— Directions for this task —
Could you filter the records below and return each line that holds "icon"?

[Source records]
========
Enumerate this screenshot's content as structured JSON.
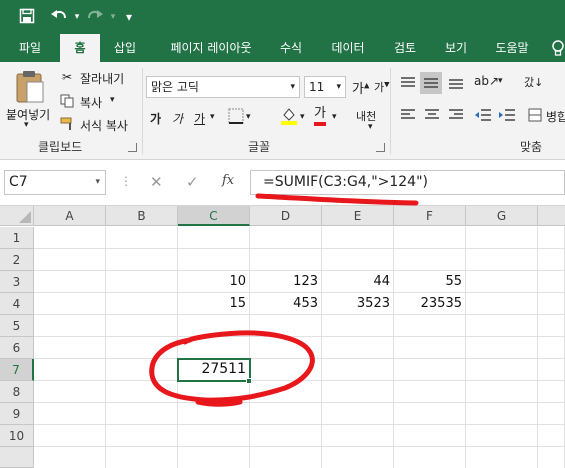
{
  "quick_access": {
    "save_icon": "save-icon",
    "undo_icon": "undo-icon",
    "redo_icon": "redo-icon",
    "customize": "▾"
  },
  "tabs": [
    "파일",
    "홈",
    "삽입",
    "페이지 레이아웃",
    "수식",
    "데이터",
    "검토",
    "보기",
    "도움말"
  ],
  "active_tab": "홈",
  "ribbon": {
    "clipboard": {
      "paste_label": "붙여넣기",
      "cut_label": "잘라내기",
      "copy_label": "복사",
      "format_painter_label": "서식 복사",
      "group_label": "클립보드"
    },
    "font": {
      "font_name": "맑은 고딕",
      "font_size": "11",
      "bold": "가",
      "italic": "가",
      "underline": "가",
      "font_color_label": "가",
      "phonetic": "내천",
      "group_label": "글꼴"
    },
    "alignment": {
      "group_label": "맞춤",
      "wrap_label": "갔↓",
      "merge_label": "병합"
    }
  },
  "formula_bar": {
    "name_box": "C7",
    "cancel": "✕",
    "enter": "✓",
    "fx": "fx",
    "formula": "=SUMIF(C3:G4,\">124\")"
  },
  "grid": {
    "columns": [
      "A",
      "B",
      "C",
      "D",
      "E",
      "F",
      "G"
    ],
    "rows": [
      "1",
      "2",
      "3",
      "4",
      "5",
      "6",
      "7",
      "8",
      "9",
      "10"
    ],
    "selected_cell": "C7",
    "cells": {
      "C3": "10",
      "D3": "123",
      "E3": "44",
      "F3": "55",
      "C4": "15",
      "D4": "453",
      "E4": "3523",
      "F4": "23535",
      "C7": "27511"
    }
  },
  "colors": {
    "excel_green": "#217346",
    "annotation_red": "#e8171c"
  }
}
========
— Task solution —
    "save_icon": "save-icon",
    "undo_icon": "undo-icon",
    "redo_icon": "redo-icon",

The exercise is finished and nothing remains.